Table of Contents
1. Ideology. 2. The Spectrum of Political Attitudes. 3. Nationalism. 4. The Evolution of Democratic Theory. 5. Liberal Democracy, Capitalism, and Beyond. 6. The Liberal Democratic Process. 7. Anarchism. 8. Socialist Theory. 9. Applied Socialism. 10. Fascism and National Socialism. 11. Ideologies in the Developing World. 12. Feminism and Ecologism/Environmentalism. Glossary. Index.

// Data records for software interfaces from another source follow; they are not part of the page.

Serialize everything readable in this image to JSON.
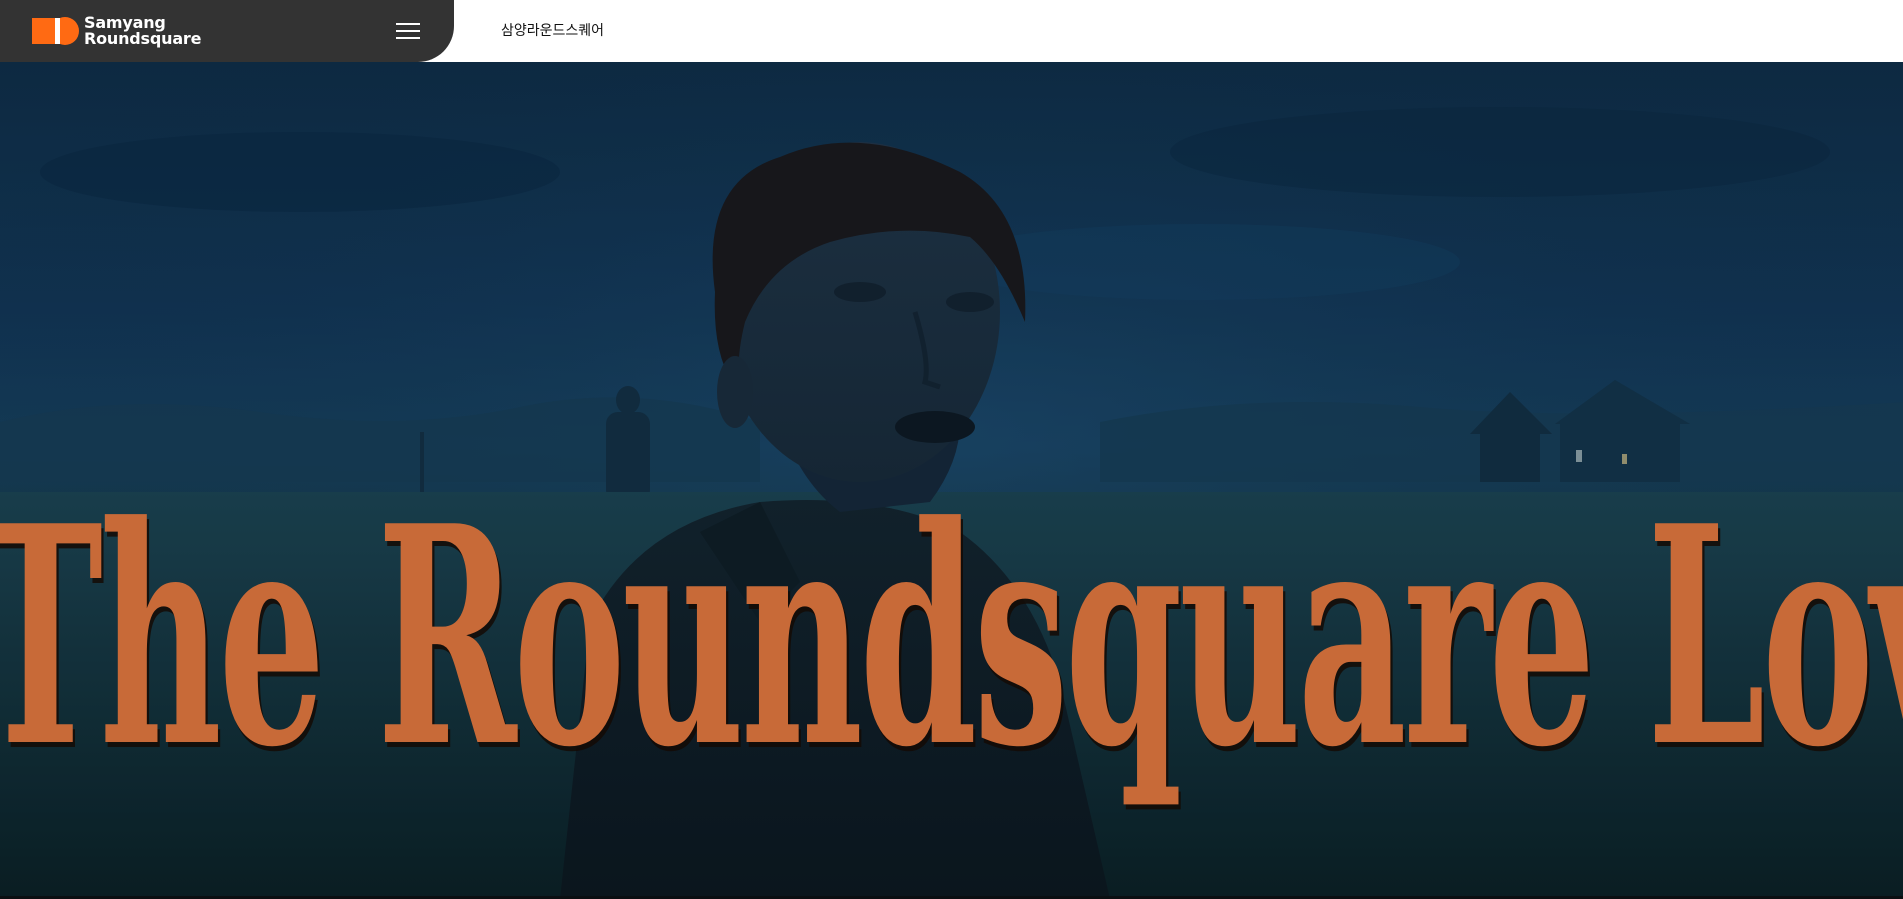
{
  "header": {
    "logo": {
      "line1": "Samyang",
      "line2": "Roundsquare",
      "icon": "samyang-roundsquare-logo-icon",
      "accent_color": "#ff6a13"
    },
    "menu_button": {
      "icon": "hamburger-menu-icon"
    },
    "site_title": "삼양라운드스퀘어"
  },
  "hero": {
    "title": "The Roundsquare Love",
    "title_color": "#c86a38",
    "background": "dark-blue-night-field-photo"
  }
}
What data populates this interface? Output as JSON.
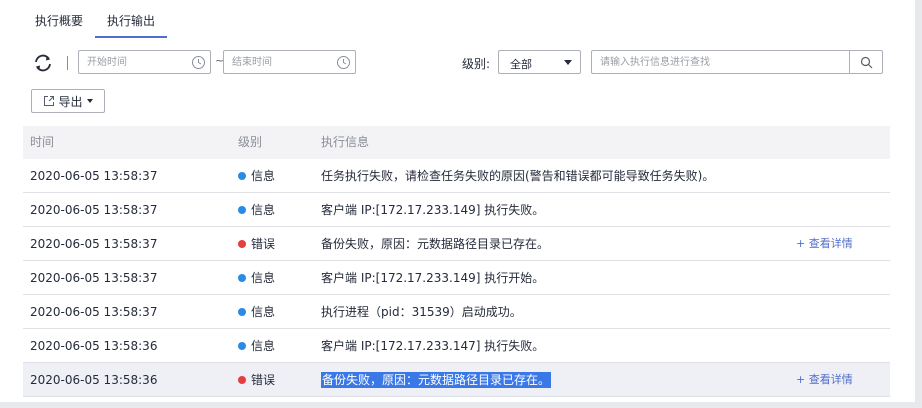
{
  "tabs": [
    {
      "label": "执行概要"
    },
    {
      "label": "执行输出"
    }
  ],
  "toolbar": {
    "start_placeholder": "开始时间",
    "separator": "~",
    "end_placeholder": "结束时间",
    "level_label": "级别:",
    "level_value": "全部",
    "search_placeholder": "请输入执行信息进行查找"
  },
  "export_label": "导出",
  "table": {
    "headers": {
      "time": "时间",
      "level": "级别",
      "message": "执行信息"
    },
    "rows": [
      {
        "time": "2020-06-05 13:58:37",
        "level": "信息",
        "message": "任务执行失败，请检查任务失败的原因(警告和错误都可能导致任务失败)。",
        "detail": ""
      },
      {
        "time": "2020-06-05 13:58:37",
        "level": "信息",
        "message": "客户端 IP:[172.17.233.149] 执行失败。",
        "detail": ""
      },
      {
        "time": "2020-06-05 13:58:37",
        "level": "错误",
        "message": "备份失败，原因：元数据路径目录已存在。",
        "detail": "+ 查看详情"
      },
      {
        "time": "2020-06-05 13:58:37",
        "level": "信息",
        "message": "客户端 IP:[172.17.233.149] 执行开始。",
        "detail": ""
      },
      {
        "time": "2020-06-05 13:58:37",
        "level": "信息",
        "message": "执行进程（pid：31539）启动成功。",
        "detail": ""
      },
      {
        "time": "2020-06-05 13:58:36",
        "level": "信息",
        "message": "客户端 IP:[172.17.233.147] 执行失败。",
        "detail": ""
      },
      {
        "time": "2020-06-05 13:58:36",
        "level": "错误",
        "message": "备份失败，原因：元数据路径目录已存在。",
        "detail": "+ 查看详情"
      }
    ]
  },
  "colors": {
    "info": "#2a8ae6",
    "error": "#e53e3e",
    "accent": "#526ecc"
  }
}
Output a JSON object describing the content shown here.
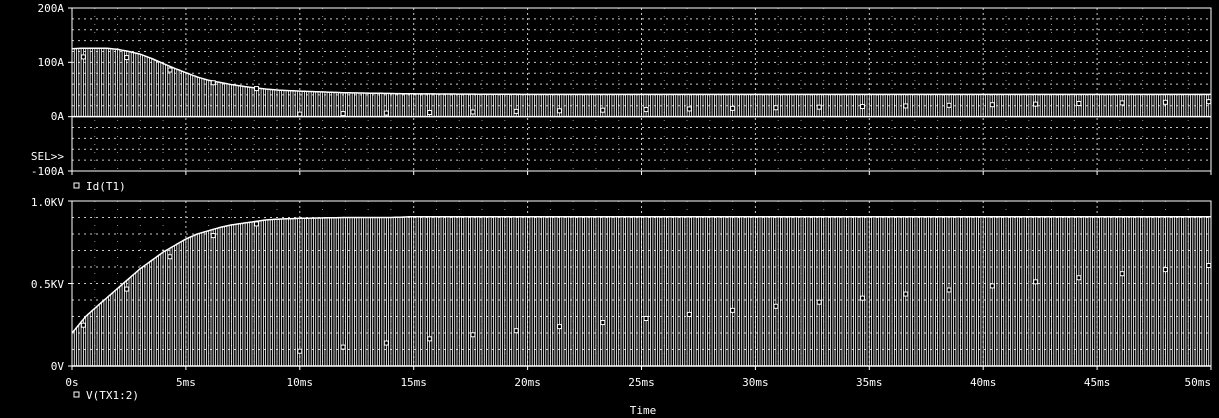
{
  "colors": {
    "background": "#000000",
    "foreground": "#ffffff",
    "grid": "#c8c8c8"
  },
  "chart_data": [
    {
      "type": "area",
      "plot": "top",
      "series": [
        {
          "name": "Id(T1)",
          "marker": "small-square",
          "x": [
            0,
            0.5,
            1,
            1.5,
            2,
            2.5,
            3,
            3.5,
            4,
            4.5,
            5,
            5.5,
            6,
            7,
            8,
            9,
            10,
            12,
            15,
            20,
            25,
            30,
            35,
            40,
            45,
            50
          ],
          "envelope": [
            125,
            126,
            126,
            126,
            124,
            120,
            115,
            107,
            98,
            89,
            81,
            73,
            67,
            59,
            53,
            49,
            47,
            44,
            42,
            41,
            41,
            41,
            41,
            41,
            41,
            41
          ],
          "switching_period_ms": 0.2
        }
      ],
      "ylabels": [
        "200A",
        "100A",
        "0A",
        "-100A"
      ],
      "ylim": [
        -100,
        200
      ],
      "xlim": [
        0,
        50
      ],
      "grid": true,
      "annotation": "SEL>>",
      "legend": "bottom-left"
    },
    {
      "type": "area",
      "plot": "bottom",
      "series": [
        {
          "name": "V(TX1:2)",
          "marker": "small-square",
          "x": [
            0,
            0.3,
            0.6,
            1,
            1.5,
            2,
            2.5,
            3,
            3.5,
            4,
            4.5,
            5,
            5.5,
            6,
            6.5,
            7,
            7.5,
            8,
            8.5,
            9,
            10,
            12,
            14,
            15,
            20,
            25,
            30,
            35,
            40,
            45,
            50
          ],
          "envelope": [
            0.2,
            0.25,
            0.3,
            0.35,
            0.41,
            0.47,
            0.53,
            0.59,
            0.64,
            0.69,
            0.73,
            0.77,
            0.8,
            0.82,
            0.84,
            0.855,
            0.865,
            0.875,
            0.885,
            0.89,
            0.895,
            0.9,
            0.9,
            0.905,
            0.905,
            0.905,
            0.905,
            0.905,
            0.905,
            0.905,
            0.905
          ],
          "switching_period_ms": 0.2
        }
      ],
      "ylabels": [
        "1.0KV",
        "0.5KV",
        "0V"
      ],
      "ylim": [
        0,
        1.0
      ],
      "xlim": [
        0,
        50
      ],
      "grid": true,
      "legend": "bottom-left"
    }
  ],
  "xaxis": {
    "title": "Time",
    "ticks": [
      "0s",
      "5ms",
      "10ms",
      "15ms",
      "20ms",
      "25ms",
      "30ms",
      "35ms",
      "40ms",
      "45ms",
      "50ms"
    ]
  },
  "top": {
    "ticks": [
      "200A",
      "100A",
      "0A",
      "-100A"
    ],
    "annotation": "SEL>>",
    "legend": "Id(T1)"
  },
  "bottom": {
    "ticks": [
      "1.0KV",
      "0.5KV",
      "0V"
    ],
    "legend": "V(TX1:2)"
  }
}
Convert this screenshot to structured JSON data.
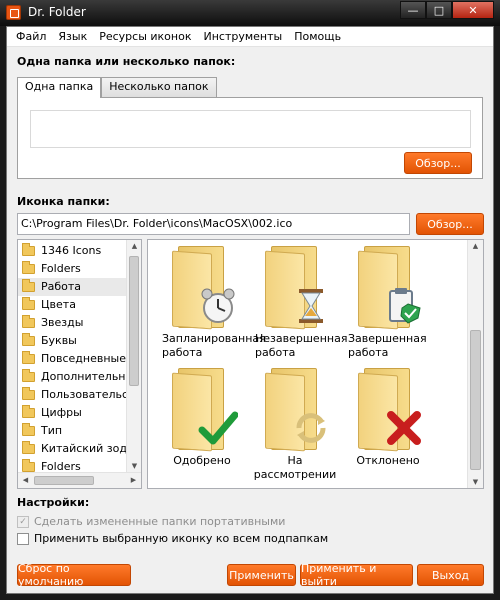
{
  "window": {
    "title": "Dr. Folder"
  },
  "menu": [
    "Файл",
    "Язык",
    "Ресурсы иконок",
    "Инструменты",
    "Помощь"
  ],
  "folders_section": {
    "title": "Одна папка или несколько папок:",
    "tabs": [
      "Одна папка",
      "Несколько папок"
    ],
    "active_tab": "Одна папка",
    "browse_label": "Обзор..."
  },
  "icon_section": {
    "title": "Иконка папки:",
    "path_value": "C:\\Program Files\\Dr. Folder\\icons\\MacOSX\\002.ico",
    "browse_label": "Обзор..."
  },
  "tree": {
    "items": [
      "1346 Icons",
      "Folders",
      "Работа",
      "Цвета",
      "Звезды",
      "Буквы",
      "Повседневные",
      "Дополнительные",
      "Пользовательские",
      "Цифры",
      "Тип",
      "Китайский зодиак",
      "Folders"
    ],
    "selected": "Работа"
  },
  "icons": [
    {
      "label": "Запланированная работа",
      "badge": "alarm-clock-icon"
    },
    {
      "label": "Незавершенная работа",
      "badge": "hourglass-icon"
    },
    {
      "label": "Завершенная работа",
      "badge": "clipboard-check-icon"
    },
    {
      "label": "Одобрено",
      "badge": "green-check-icon"
    },
    {
      "label": "На рассмотрении",
      "badge": "refresh-arrows-icon"
    },
    {
      "label": "Отклонено",
      "badge": "red-x-icon"
    }
  ],
  "settings": {
    "title": "Настройки:",
    "portable_label": "Сделать измененные папки портативными",
    "portable_checked": true,
    "portable_disabled": true,
    "apply_sub_label": "Применить выбранную иконку ко всем подпапкам",
    "apply_sub_checked": false
  },
  "buttons": {
    "reset": "Сброс по умолчанию",
    "apply": "Применить",
    "apply_exit": "Применить и выйти",
    "exit": "Выход"
  },
  "colors": {
    "accent": "#f26a18",
    "folder": "#f5d685",
    "titlebar": "#111111"
  }
}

Since the first edition of this book, we have witnessed many changes in the tides of world political turmoil. The Cold War ended and much of the communist world collapsed. People were hopeful momentarily that the political climate would grow more temperate and tensions would relax. However, although the frightening possibility of a nuclear confrontation between the superpowers has diminished, we still find ourselves confronted with a threatening environment. The Middle East continues to fester; religious fundamentalism engenders violence; political terrorism has become much more threatening as its horrors have been brought to our shores; racism divides peoples against themselves; nationalism and neo-fascism emerge again, creating havoc and motivating paranoid Americans to join militant civilian militias and other hate groups in efforts to protect themselves from imagined adversity; famine emaciates millions in the Developing World; air pollution is almost inescapable; water everywhere is increasingly adulterated; the earth's protective layer of ozone is rapidly disintegrating; the globe is warming in response to the chemicals released into the atmosphere; and the press of the world's population on available water, food supplies, and other resources is now dangerously acute. These problems, and many others demanding solutions, confront us and our political leaders. To resolve our difficulties, we must have a firm understanding of our own values and political system so that our efforts to resolve problems can enhance what we hold dear, rather than sacrifice it. We must also realize that we have to work together with other people in the world, since many of our problems traverse national boundaries and exceed the capacity of single states to successfully address them. In order to cooperate in the salvation of humankind, we must learn to deal with people who have values, biases, views, and ideas different from our own. Hence, we must confront a number of basic questions if we hope to successfully meet the challenges of the first few years of the twenty-first century. What, for example, are the fundamental concepts in modern politics? What ideas serve as the foundation of our political system? How does our system differ from others? What is socialism, and how does it relate to democracy and to communism? Is fascism moribund, or does it survive, awaiting another chance to take hold in a society confused and disoriented by the complexities of modern life? Why don't people of the world see thingsourway? How do they view the world, and why do they value the things they do? Why do so many people in the Developing World appear to hate us so much that they are willing to kill themselves in terrorist attacks against us? What are the assumptions and objectives of people who see the world differently from the way we see it? And, perhaps most important, what do 1 believe and how do my views relate to the politics of my time? These and hundreds of other questions must be addressed if we are to face intelligently the political controversies that loom before us. Traditionally, the American people have been impatient with theoretical concepts. Finding such notions abstract and uninteresting, they prefer more tangible, practical approaches to politics. Moreover, the American political tack has usually been unilateral. We have either tried to ignore the rest of the world, or we have expected the world to conform to our attitudes and policies. But such a narrow view is no longer viable--if indeed it ever was. The United States must face the fact that it is only one player, albeit an important one, in global politics, and we must learn to cooperate with the rest of the world in the resolution of common problems. To do so, we must understand the other peoples of the world. We must comprehend their needs, their ideals, their values, their views. In this endeavor, there can be no better place to start than by coming to appr